── Information supplied ──
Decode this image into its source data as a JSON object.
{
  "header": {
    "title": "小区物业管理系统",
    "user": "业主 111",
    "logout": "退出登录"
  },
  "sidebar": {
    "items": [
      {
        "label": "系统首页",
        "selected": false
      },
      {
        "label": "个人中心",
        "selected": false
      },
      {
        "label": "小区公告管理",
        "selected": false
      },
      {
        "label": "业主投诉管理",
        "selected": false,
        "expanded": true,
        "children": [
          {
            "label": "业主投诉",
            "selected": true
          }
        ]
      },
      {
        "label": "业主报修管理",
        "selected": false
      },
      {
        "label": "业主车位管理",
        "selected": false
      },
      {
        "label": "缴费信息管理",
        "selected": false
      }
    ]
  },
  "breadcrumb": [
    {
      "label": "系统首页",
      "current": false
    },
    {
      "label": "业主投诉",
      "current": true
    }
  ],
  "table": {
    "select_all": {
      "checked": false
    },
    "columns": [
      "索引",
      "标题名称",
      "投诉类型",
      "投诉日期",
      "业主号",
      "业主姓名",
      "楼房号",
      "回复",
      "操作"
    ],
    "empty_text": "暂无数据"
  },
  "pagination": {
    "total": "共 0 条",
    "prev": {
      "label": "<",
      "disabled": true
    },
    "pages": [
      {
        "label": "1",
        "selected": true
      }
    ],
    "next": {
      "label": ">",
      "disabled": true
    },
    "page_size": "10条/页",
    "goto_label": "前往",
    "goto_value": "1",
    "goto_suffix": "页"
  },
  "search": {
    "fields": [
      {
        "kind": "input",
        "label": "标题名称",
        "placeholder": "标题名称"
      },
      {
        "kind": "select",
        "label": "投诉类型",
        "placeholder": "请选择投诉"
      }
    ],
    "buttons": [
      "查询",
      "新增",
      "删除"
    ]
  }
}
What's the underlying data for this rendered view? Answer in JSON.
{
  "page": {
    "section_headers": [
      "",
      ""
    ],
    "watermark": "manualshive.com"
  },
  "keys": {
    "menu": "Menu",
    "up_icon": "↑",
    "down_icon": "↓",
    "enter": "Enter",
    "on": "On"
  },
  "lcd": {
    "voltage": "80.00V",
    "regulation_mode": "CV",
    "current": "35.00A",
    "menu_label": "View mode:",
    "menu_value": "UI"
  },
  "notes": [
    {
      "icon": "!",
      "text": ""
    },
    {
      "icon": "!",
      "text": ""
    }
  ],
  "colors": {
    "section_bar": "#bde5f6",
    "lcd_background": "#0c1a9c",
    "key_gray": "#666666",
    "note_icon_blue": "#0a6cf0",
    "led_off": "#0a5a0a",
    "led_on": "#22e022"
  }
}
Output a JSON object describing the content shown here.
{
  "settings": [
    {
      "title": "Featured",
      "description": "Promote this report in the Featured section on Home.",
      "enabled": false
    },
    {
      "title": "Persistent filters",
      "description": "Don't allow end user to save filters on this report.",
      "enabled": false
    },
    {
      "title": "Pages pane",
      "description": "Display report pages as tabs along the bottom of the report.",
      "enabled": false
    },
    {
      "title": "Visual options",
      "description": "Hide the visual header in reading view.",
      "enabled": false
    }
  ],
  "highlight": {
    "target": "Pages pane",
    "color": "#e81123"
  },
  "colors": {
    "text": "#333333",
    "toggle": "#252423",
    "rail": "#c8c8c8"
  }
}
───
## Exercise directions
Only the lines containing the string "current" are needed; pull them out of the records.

## Exercise solution
      "current": false
      "current": true
    "current": "35.00A",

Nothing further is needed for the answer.